Recommended preparation

Suggested Prior Experience: One or more courses dealing with ancient Judaism or some aspect of oral tradition in a folkloristic or comparative literature perspective. This course is taught in translation and thus presupposes no prior knowledge of rabbinic Hebrew. But students with some modern or biblical Hebrew will be able to supplement our work with reference to the original texts. Students wishing to take this option should register for 2 credits of HEBR 490 in addition to 3 credits of NE 496/SISJE 490. All 5 credits will count towards Hebrew language requirements

Class assignments and grading

The reading assignments for the course include both academic essays on various aspects of rabbinic literature and extensive samples of rabbinic literature. Students should prepare for class by reading all materials assigned for that day. Students will be randomly invited to read assigned passages of rabbinic literature “out loud” as part of our creation of an “oral-performative” textual milieu.
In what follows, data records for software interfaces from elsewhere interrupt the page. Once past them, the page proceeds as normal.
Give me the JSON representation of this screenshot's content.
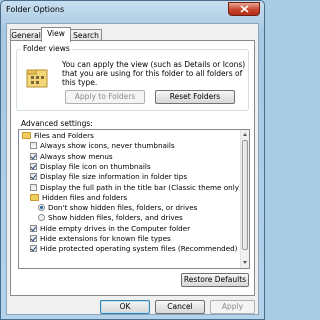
{
  "window": {
    "title": "Folder Options",
    "close_icon": "close-icon"
  },
  "tabs": [
    {
      "label": "General",
      "active": false
    },
    {
      "label": "View",
      "active": true
    },
    {
      "label": "Search",
      "active": false
    }
  ],
  "folder_views": {
    "label": "Folder views",
    "description": "You can apply the view (such as Details or Icons) that you are using for this folder to all folders of this type.",
    "apply_label": "Apply to Folders",
    "reset_label": "Reset Folders"
  },
  "advanced": {
    "label": "Advanced settings:",
    "items": [
      {
        "kind": "folder",
        "indent": 0,
        "label": "Files and Folders"
      },
      {
        "kind": "checkbox",
        "checked": false,
        "indent": 1,
        "label": "Always show icons, never thumbnails"
      },
      {
        "kind": "checkbox",
        "checked": true,
        "indent": 1,
        "label": "Always show menus"
      },
      {
        "kind": "checkbox",
        "checked": true,
        "indent": 1,
        "label": "Display file icon on thumbnails"
      },
      {
        "kind": "checkbox",
        "checked": true,
        "indent": 1,
        "label": "Display file size information in folder tips"
      },
      {
        "kind": "checkbox",
        "checked": false,
        "indent": 1,
        "label": "Display the full path in the title bar (Classic theme only)"
      },
      {
        "kind": "folder",
        "indent": 1,
        "label": "Hidden files and folders"
      },
      {
        "kind": "radio",
        "checked": true,
        "indent": 2,
        "label": "Don't show hidden files, folders, or drives"
      },
      {
        "kind": "radio",
        "checked": false,
        "indent": 2,
        "label": "Show hidden files, folders, and drives"
      },
      {
        "kind": "checkbox",
        "checked": true,
        "indent": 1,
        "label": "Hide empty drives in the Computer folder"
      },
      {
        "kind": "checkbox",
        "checked": true,
        "indent": 1,
        "label": "Hide extensions for known file types"
      },
      {
        "kind": "checkbox",
        "checked": true,
        "indent": 1,
        "label": "Hide protected operating system files (Recommended)"
      }
    ],
    "restore_label": "Restore Defaults"
  },
  "footer": {
    "ok_label": "OK",
    "cancel_label": "Cancel",
    "apply_label": "Apply"
  }
}
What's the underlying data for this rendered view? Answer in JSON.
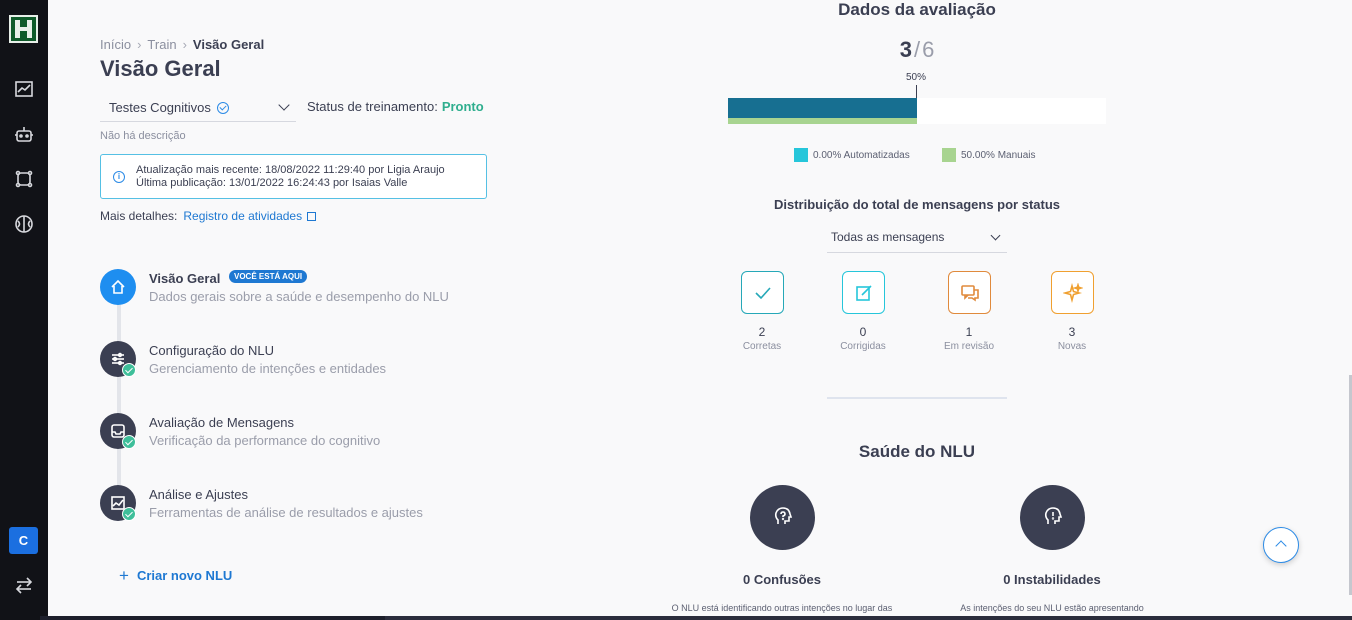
{
  "sidebar": {
    "avatar_letter": "C",
    "icons": [
      "chart-icon",
      "robot-icon",
      "nodes-icon",
      "brain-icon",
      "swap-icon"
    ]
  },
  "breadcrumb": {
    "home": "Início",
    "train": "Train",
    "current": "Visão Geral"
  },
  "page_title": "Visão Geral",
  "selector": {
    "value": "Testes Cognitivos"
  },
  "status": {
    "label": "Status de treinamento:",
    "value": "Pronto"
  },
  "no_description": "Não há descrição",
  "info": {
    "line1_prefix": "Atualização mais recente:",
    "line1_date": "18/08/2022 11:29:40",
    "line1_by": "por",
    "line1_user": "Ligia Araujo",
    "line2_prefix": "Última publicação:",
    "line2_date": "13/01/2022 16:24:43",
    "line2_by": "por",
    "line2_user": "Isaias Valle"
  },
  "details": {
    "label": "Mais detalhes:",
    "link": "Registro de atividades"
  },
  "steps": [
    {
      "title": "Visão Geral",
      "desc": "Dados gerais sobre a saúde e desempenho do NLU",
      "badge": "VOCÊ ESTÁ AQUI"
    },
    {
      "title": "Configuração do NLU",
      "desc": "Gerenciamento de intenções e entidades"
    },
    {
      "title": "Avaliação de Mensagens",
      "desc": "Verificação da performance do cognitivo"
    },
    {
      "title": "Análise e Ajustes",
      "desc": "Ferramentas de análise de resultados e ajustes"
    }
  ],
  "create_label": "Criar novo NLU",
  "evaluation": {
    "title": "Dados da avaliação",
    "done": "3",
    "total": "6",
    "percent_label": "50%",
    "progress_fraction": 0.5,
    "automated_fraction": 0.0,
    "manual_fraction": 0.5,
    "legend_automated": "0.00% Automatizadas",
    "legend_manual": "50.00% Manuais",
    "color_automated": "#26c6da",
    "color_manual": "#a8d490",
    "color_bar": "#176f91"
  },
  "distribution": {
    "title": "Distribuição do total de mensagens por status",
    "filter": "Todas as mensagens",
    "stats": [
      {
        "value": "2",
        "label": "Corretas",
        "icon": "check-icon",
        "color": "#26a8b8"
      },
      {
        "value": "0",
        "label": "Corrigidas",
        "icon": "edit-icon",
        "color": "#26c6da"
      },
      {
        "value": "1",
        "label": "Em revisão",
        "icon": "chat-icon",
        "color": "#e08a3c"
      },
      {
        "value": "3",
        "label": "Novas",
        "icon": "sparkle-icon",
        "color": "#f0a030"
      }
    ]
  },
  "health": {
    "title": "Saúde do NLU",
    "confusions": "0 Confusões",
    "confusions_desc": "O NLU está identificando outras intenções no lugar das",
    "instabilities": "0 Instabilidades",
    "instabilities_desc": "As intenções do seu NLU estão apresentando"
  }
}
Therefore, you should prepare for class by practicing your delivery of the written text in oral performance. Students are asked to pursue a theoretical question regarding orality and rabbinic literature through some secondary scholarly literature and to report on their inquiry in the form of a 10 page paper due on the last day of class. I encourage you to pursue a question grounded in the “background reading” assigned for one of the topical units in the syllabus. Undergraduates might want to study another article or two (or a book) beyond the reading assigned for the course. Graduate students should consult with me regarding a suitable written project. Students taking HEBR 490 should present their own translation of a rabbinic text to be selected in consultation with me.

50% of the course grade will consist of my evaluation of your preparation for class as evidenced in your contribution to our textual discussions. The other 50% of the grade will be based upon your written project.


The information above is intended to be helpful in choosing courses. Because the instructor may further develop his/her plans for this course, its characteristics are subject to change without notice. In most cases, the official course syllabus will be distributed on the first day of class.
Last Update by Loryn Hazan Paxton
Date: 10/24/2002